K12 Inc. growing up, at least in terms of the kind of students they want to reach out to. And with that comes a name change, as its offering now extends beyond running online schools to K-12 districts that have long been its flagship business.
Earlier this week, the Herndon, U.S.-based company agreed to acquire Tech Elevator, which offers bootcamp coding online and in eight cities, in a $ 23.5 million cash deal. If approved, this would mark the second such acquisition this year for the listed company, which bought Galvanize for $ 165 million in January.
Coding bootcamps is aimed at adult learners, a market that K12 officials say it has strived to serve. As if to double this effort, the company also this week entered into an agreement to acquire MedCerts, a provider of workforce development and training for the healthcare industry, for $ 70 million in cash.
On December 16, K12 will officially become “Stride”, a name that “recognizes that we as a company are no longer limited by the boundaries of the K-12 market and that we are dedicated to supporting lifelong learning and providing personal training of high quality in important career paths that start a well-paying career, ”said K12 director Nate Davis in a prepared statement.
Why does the K12 need two coding bootcamps? “Where Galvanize bootcamps enroll advanced beginners in software engineering and computer science bootcamps, Tech Elevator Strides is expanding its total addressable market by admitting students across the country with no coding experience,” the company said in a statement.

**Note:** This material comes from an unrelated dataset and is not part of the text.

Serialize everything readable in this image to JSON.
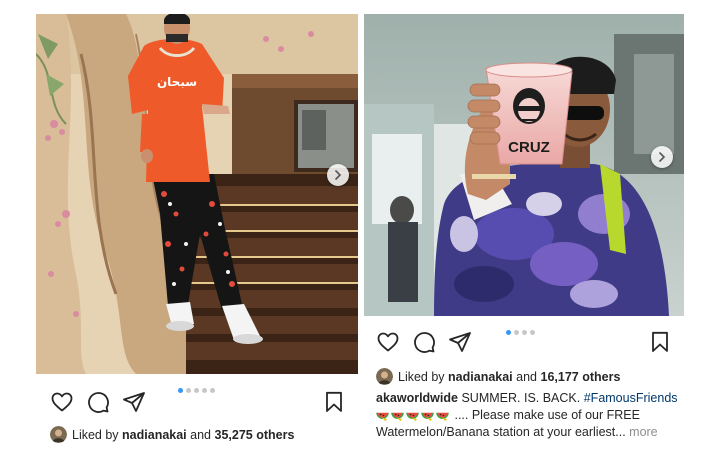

A new name could also create some brand separation from some of the bad news associated with the company in the past. K12 has been at the crossroads of public officials, researchers and investors similar to operate more virtual charter schools posting dismal results. It has been fines by then-California Attorney General Kamala Harris as part of a settlement of false claims and advertising.
Recently, problems with its online learning platform have removed the distance learning experience for many students and teachers at Miami-Dade County Public Schools, leading the district to Exit its contract. This high-profile announcement was followed by a sale of company shares. The company’s stock traded at $ 24 per share. Share at the end of Thursday, approx. half of its highest value during the summer.

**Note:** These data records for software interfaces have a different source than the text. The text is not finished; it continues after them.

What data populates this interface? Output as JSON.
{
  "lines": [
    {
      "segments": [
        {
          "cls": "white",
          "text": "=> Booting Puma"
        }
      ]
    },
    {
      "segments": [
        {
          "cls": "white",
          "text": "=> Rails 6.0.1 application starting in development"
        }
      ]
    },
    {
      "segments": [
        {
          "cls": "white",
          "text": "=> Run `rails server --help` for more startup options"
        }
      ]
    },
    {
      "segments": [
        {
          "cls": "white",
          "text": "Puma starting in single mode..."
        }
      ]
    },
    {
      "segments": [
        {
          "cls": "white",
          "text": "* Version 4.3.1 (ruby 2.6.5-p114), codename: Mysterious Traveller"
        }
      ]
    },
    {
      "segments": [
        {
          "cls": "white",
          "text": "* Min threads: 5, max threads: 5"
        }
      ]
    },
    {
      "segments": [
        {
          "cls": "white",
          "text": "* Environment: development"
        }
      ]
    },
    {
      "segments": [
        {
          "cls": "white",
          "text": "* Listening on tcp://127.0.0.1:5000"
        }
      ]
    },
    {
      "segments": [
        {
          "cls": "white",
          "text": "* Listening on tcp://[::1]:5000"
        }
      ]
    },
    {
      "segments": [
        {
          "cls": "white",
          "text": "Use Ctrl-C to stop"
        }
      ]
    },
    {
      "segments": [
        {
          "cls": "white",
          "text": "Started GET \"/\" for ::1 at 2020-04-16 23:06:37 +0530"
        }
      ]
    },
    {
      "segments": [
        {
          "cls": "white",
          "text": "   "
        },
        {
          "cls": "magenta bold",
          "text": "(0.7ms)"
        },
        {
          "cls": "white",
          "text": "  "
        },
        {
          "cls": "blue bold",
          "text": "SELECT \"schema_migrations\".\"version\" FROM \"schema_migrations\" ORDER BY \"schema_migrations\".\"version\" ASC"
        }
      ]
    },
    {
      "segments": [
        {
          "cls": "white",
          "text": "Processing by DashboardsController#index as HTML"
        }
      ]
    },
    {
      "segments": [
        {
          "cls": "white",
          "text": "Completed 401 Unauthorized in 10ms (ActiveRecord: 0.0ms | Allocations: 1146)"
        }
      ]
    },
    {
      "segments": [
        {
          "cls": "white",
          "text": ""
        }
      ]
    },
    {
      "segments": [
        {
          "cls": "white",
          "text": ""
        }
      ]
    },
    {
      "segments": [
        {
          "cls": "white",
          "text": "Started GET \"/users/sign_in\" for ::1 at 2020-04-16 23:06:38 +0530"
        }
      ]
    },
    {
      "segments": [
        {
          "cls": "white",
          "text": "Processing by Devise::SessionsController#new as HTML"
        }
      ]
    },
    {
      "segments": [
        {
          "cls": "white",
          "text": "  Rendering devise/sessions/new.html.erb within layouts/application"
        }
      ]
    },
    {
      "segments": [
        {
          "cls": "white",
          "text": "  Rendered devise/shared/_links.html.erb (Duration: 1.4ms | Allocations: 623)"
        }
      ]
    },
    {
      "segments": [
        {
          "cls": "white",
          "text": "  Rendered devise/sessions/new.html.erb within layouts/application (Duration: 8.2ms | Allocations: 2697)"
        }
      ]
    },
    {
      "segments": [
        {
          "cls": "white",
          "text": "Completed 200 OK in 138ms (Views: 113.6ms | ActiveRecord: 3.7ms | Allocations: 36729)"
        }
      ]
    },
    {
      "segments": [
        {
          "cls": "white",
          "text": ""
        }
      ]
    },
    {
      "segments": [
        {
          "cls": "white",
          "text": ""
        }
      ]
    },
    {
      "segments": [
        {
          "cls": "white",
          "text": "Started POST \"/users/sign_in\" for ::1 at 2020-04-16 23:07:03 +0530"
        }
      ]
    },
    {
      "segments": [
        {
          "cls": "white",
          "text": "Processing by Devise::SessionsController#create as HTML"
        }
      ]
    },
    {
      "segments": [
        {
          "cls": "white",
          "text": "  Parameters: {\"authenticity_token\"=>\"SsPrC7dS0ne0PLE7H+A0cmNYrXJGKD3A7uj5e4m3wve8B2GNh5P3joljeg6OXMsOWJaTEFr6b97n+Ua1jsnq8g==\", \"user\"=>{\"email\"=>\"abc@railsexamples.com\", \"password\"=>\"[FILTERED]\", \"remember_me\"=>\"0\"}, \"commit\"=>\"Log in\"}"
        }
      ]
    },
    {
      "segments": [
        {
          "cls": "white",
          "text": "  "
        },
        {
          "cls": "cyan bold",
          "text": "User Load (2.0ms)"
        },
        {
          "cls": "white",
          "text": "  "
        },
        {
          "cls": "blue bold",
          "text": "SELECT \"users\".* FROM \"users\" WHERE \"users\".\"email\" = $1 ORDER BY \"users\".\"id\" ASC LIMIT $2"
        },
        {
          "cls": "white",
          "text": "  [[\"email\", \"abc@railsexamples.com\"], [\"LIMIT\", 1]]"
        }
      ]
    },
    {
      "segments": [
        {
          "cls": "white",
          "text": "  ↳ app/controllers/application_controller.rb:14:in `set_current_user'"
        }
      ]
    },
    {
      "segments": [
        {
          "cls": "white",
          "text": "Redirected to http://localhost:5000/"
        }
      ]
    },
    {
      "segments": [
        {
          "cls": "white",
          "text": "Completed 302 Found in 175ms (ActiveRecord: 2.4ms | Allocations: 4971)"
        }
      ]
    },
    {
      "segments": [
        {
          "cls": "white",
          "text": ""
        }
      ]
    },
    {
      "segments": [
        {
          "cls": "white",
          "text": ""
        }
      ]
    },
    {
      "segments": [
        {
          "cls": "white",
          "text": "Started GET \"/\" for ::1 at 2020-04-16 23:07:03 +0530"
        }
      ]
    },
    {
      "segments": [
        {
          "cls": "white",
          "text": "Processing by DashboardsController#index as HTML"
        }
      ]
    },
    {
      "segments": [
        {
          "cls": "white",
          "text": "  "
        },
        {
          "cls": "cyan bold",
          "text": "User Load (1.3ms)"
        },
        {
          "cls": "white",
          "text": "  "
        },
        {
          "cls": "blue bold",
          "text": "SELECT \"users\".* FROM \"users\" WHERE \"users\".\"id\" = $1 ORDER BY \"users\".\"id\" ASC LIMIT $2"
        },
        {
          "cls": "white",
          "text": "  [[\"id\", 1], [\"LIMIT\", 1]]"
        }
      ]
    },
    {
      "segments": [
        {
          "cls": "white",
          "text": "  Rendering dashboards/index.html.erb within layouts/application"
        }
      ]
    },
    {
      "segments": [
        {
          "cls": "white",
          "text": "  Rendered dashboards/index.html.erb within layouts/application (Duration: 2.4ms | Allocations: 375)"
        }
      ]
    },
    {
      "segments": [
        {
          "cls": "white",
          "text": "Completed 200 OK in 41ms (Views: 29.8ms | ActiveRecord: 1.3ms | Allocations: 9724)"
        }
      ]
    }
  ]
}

However, this has not slowed down the company’s growth. According to the latest economic update, K12 reported $ 314 million in revenue from its K-12 programs in the third quarter of 2020, marking a 34 percent increase from the same period in 2019. Revenue from its career-learning offerings to middle school, high school and adult students more than doubled $ 57 million over the same period.
In total, the company generated $ 371 million in revenue or a 44 percent increase from the previous period. Enrollment in K-12 and career programs grew by 57 percent to over 195,000 over the same time period.

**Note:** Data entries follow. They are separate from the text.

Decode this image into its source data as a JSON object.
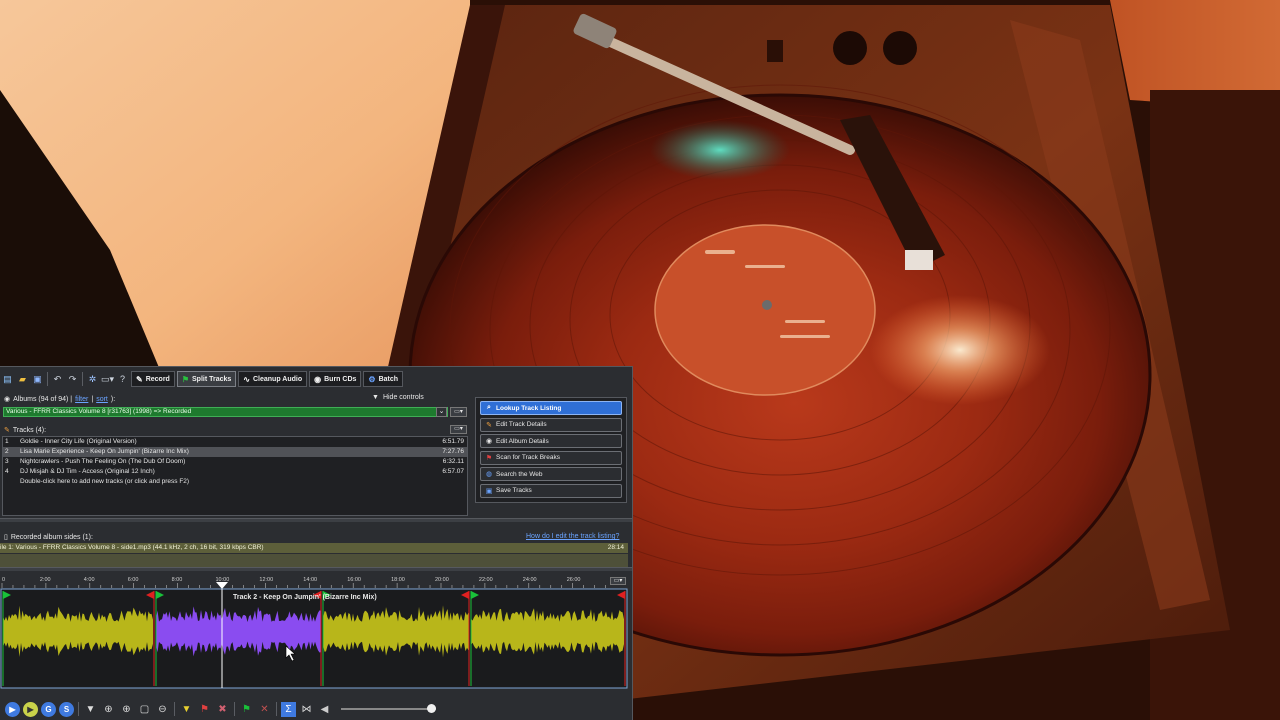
{
  "toolbar": {
    "tabs": [
      {
        "label": "Record",
        "icon": "microphone-icon"
      },
      {
        "label": "Split Tracks",
        "icon": "split-icon"
      },
      {
        "label": "Cleanup Audio",
        "icon": "waveform-icon"
      },
      {
        "label": "Burn CDs",
        "icon": "disc-icon"
      },
      {
        "label": "Batch",
        "icon": "batch-icon"
      }
    ],
    "active_tab": "Split Tracks"
  },
  "albums": {
    "label": "Albums (94 of 94) |",
    "filter_link": "filter",
    "separator": "|",
    "sort_link": "sort",
    "suffix": "):",
    "selected": "Various - FFRR Classics Volume 8 [r31763] (1998) => Recorded",
    "hide_controls": "Hide controls"
  },
  "tracks": {
    "label": "Tracks (4):",
    "rows": [
      {
        "num": "1",
        "title": "Goldie - Inner City Life (Original Version)",
        "duration": "6:51.79"
      },
      {
        "num": "2",
        "title": "Lisa Marie Experience - Keep On Jumpin' (Bizarre Inc Mix)",
        "duration": "7:27.76"
      },
      {
        "num": "3",
        "title": "Nightcrawlers - Push The Feeling On (The Dub Of Doom)",
        "duration": "6:32.11"
      },
      {
        "num": "4",
        "title": "DJ Misjah & DJ Tim - Access (Original 12 Inch)",
        "duration": "6:57.07"
      }
    ],
    "add_hint": "Double-click here to add new tracks (or click and press F2)",
    "selected_index": 1
  },
  "actions": [
    {
      "label": "Lookup Track Listing",
      "icon": "search-icon",
      "primary": true
    },
    {
      "label": "Edit Track Details",
      "icon": "pencil-icon",
      "primary": false
    },
    {
      "label": "Edit Album Details",
      "icon": "disc-icon",
      "primary": false
    },
    {
      "label": "Scan for Track Breaks",
      "icon": "scan-icon",
      "primary": false
    },
    {
      "label": "Search the Web",
      "icon": "globe-icon",
      "primary": false
    },
    {
      "label": "Save Tracks",
      "icon": "save-icon",
      "primary": false
    }
  ],
  "recorded": {
    "label": "Recorded album sides (1):",
    "help_link": "How do I edit the track listing?",
    "file": "ile 1: Various - FFRR Classics Volume 8 - side1.mp3 (44.1 kHz, 2 ch, 16 bit, 319 kbps CBR)",
    "length": "28:14"
  },
  "timeline": {
    "ticks": [
      "0",
      "2:00",
      "4:00",
      "6:00",
      "8:00",
      "10:00",
      "12:00",
      "14:00",
      "16:00",
      "18:00",
      "20:00",
      "22:00",
      "24:00",
      "26:00"
    ],
    "current_track_label": "Track 2 - Keep On Jumpin' (Bizarre Inc Mix)"
  },
  "colors": {
    "wave_normal": "#b8b61a",
    "wave_selected": "#8a4cf0",
    "start_marker": "#19c139",
    "end_marker": "#e02020",
    "primary_button": "#2f6fd6"
  }
}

In the 12 months ending Sept. 30, 2020, Medcerts and Tech Elevator generated approx. $ 19 million and $ 11 million.
On a earnings calls, Davis said the company wants to expand its partnership with community organizations such as churches and the YMCA to rent their facilities to provide students with a hybrid learning experience.
“I think students who go to an online school should go somewhere at regular intervals where they face the rest of their peers and face their teachers. And then I think that’s a big part of what we need to do, especially in career learning, because there will be a need for more practical experience, ”said Davis.
“To [community partners] it is incremental revenue. For us, it is a cheap way to make these mixed operations occur, ”he added.